Japanese, Canadian scientists win Nobel Prize for Physics for neutrino oscillation discovery

The portraits of Dr Takaaki Kajita (left) of Japan and Dr Arthur McDonald are displayed on a screen during a press conference to announce the winner of the 2015 Nobel Prize in Physics, at the Swedish Academy of Sciences in Stockholm on Oct 6, 2015.
The portraits of Dr Takaaki Kajita (left) of Japan and Dr Arthur McDonald are displayed on a screen during a press conference to announce the winner of the 2015 Nobel Prize in Physics, at the Swedish Academy of Sciences in Stockholm on Oct 6, 2015.PHOTO: AFP

STOCKHOLM (Reuters/AFP) - Japan's Dr Takaaki Kajita and Canada's Dr Arthur B. McDonald won the 2015 Nobel Prize for Physics for their discovery that neutrinos have mass, the award-giving body said on Tuesday (Oct 6).

They were honoured "for the discovery of neutrino oscillations, which shows that neutrinos have mass", the Royal Swedish Academy of Sciences said in a statement awarding the 8 million Swedish crown (S$1.3 million) prize.

"The discovery has changed our understanding of the innermost workings of matter and can prove crucial to our view of the universe," it added.

The scientists' research discovered a new phenomenon - neutrino oscillations - that was seen as ground-breaking for particle physics.

"Yes there certainly was a Eureka moment in this experiment when we were able to see that neutrinos appeared to change from one type to the other in travelling from the Sun to the Earth,"Dr McDonald told a news conference in Stockholm by telephone.

Dr Kajita is director of the Institute for Cosmic Ray Research and professor at University of Tokyo, while Dr McDonald is professor Emeritus at Queen's University in Canada.

Neutrinos are the second most bountiful particles after photons, which carry light, with trillions of them streaming through our bodies every second, but their true nature has been poorly understood.

Dr Kajita and Dr McDonald's discovery of neutrino oscillation has upended scientific thinking and promises to change understanding about the history and future fate of the cosmos.

"It is a discovery that will change the books in physics, so it is really major discovery," Dr Barbro Asman, a Nobel committee member and professor of physics at Stockholm University, told Reuters.

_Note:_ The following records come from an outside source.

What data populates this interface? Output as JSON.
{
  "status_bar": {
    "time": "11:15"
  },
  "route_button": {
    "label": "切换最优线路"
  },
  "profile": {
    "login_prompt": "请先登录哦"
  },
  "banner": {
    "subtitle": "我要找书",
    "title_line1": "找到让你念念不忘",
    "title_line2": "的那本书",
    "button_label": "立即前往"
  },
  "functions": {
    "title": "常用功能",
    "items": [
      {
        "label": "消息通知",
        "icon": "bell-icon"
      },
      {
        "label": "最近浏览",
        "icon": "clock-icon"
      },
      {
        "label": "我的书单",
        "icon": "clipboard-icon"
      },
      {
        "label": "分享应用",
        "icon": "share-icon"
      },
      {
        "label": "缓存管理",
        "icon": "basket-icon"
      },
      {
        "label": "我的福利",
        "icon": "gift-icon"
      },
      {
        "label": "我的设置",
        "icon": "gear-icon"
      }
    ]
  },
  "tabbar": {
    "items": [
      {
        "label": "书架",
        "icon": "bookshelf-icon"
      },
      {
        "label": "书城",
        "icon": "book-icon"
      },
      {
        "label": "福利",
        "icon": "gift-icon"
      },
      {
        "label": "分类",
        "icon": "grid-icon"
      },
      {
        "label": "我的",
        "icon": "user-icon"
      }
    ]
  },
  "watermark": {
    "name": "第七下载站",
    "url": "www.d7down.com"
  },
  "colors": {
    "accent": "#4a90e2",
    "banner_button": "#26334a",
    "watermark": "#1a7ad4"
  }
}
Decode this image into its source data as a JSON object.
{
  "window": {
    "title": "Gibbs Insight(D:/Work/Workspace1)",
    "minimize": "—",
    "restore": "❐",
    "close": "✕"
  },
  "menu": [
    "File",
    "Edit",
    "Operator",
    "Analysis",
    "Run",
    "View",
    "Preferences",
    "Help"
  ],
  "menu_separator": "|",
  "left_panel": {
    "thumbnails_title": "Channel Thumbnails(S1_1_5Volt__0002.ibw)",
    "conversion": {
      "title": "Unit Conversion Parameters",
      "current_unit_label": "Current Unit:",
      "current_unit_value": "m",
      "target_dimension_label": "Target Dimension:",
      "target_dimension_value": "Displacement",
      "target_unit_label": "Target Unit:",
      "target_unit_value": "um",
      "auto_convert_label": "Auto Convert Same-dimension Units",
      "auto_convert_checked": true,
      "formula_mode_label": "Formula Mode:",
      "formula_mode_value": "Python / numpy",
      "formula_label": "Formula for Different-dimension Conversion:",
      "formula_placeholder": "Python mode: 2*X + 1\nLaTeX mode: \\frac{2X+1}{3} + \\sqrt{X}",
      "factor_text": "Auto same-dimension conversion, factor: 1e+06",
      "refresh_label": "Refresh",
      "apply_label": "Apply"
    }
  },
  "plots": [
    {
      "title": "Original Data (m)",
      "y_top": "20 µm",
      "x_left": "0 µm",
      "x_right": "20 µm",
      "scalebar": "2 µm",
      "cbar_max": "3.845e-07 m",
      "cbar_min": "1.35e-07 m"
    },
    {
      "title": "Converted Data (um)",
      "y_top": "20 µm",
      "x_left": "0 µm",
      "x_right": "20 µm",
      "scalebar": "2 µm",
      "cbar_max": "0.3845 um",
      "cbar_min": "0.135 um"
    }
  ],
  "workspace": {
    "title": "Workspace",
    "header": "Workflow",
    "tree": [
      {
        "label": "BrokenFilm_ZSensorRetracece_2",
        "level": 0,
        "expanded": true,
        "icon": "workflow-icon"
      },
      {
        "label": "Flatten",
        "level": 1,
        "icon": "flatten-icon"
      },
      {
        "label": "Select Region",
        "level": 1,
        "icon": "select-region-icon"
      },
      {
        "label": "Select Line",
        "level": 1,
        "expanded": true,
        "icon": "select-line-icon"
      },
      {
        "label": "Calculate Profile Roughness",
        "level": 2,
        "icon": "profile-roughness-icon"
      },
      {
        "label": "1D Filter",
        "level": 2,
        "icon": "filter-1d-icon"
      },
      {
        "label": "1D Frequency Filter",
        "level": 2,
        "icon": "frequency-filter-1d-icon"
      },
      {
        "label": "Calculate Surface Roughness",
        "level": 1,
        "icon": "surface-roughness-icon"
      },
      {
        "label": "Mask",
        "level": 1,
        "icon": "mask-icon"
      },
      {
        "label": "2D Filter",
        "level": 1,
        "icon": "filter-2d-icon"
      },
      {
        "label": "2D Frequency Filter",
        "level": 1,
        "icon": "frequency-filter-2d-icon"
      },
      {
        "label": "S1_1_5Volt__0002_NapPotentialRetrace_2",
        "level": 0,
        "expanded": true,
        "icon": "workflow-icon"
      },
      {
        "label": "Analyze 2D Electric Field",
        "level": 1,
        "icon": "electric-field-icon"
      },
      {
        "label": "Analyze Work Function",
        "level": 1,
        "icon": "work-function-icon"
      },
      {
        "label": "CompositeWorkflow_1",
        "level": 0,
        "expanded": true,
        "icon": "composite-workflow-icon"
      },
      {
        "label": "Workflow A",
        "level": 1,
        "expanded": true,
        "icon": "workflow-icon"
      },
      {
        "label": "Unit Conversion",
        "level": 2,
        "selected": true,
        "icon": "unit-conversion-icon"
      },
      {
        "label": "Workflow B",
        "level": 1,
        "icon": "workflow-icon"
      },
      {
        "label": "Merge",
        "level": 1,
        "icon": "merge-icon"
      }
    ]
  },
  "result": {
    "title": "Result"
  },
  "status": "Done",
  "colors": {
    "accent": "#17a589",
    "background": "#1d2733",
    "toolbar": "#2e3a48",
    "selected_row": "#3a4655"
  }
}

For many years, the central enigma with neutrinos was that up to two-thirds fewer of them were detected on Earth than expected, based on how many should be flooding through the cosmos from our Sun and other stars or left over from the Big Bang.

Around the turn of the millennium, Dr Kajita and Dr McDonald, using different experiments, managed to explain this by showing that neutrinos actually changed identities, or "flavours", and therefore must have some mass, however small.

Dr McDonald told a news conference in Stockholm by telephone that this not only gave scientists a more complete understanding of the world at a fundamental level but could also shed light on the science behind fusion power, which causes stars to shine and could one day be tapped as a source of electricity on Earth.

"Yes, there certainly was a Eureka moment in this experiment when we were able to see that neutrinos appeared to change from one type to the other in travelling from the Sun to the Earth," he said.

Dr Kajita said his work was important because it showed there must be a new kind of physics beyond the so-called Standard Model of fundamental particles, which requires neutrinos to be massless.

The final piece of the Standard Model was slotted into place in 2012, with the detection of the Higgs boson particle at CERN's Large Hadron Collider outside Geneva.

But it is now clear that the model does not provide a complete picture of how the fundamental constituents of the universe function.

While Dr McDonald and Dr Kajita have cracked a key part of the puzzle, other questions remain, including the exact masses of neutrinos and whether different types exist beyond the electron-neutrinos, muon-neutrinos and tau-neutrinos identified so far. Michael Turner, director of the Kavli Institute for Cosmological Physics at the University of Chicago, who knows both laureates, said, "neutrinos attract a special kind of person".

Unlike scientists who work on high-energy particle physics in massive particle accelerators that produce trillions of events, neutrino scientists search for elusive particles with detectors deep in the ground, away from interference from cosmic and other radiation.

Physics is the second of this year's Nobels.

The prizes were first awarded in 1901 to honour achievements in science, literature and peace in accordance with the will of dynamite inventor and business tycoon Alfred Nobel.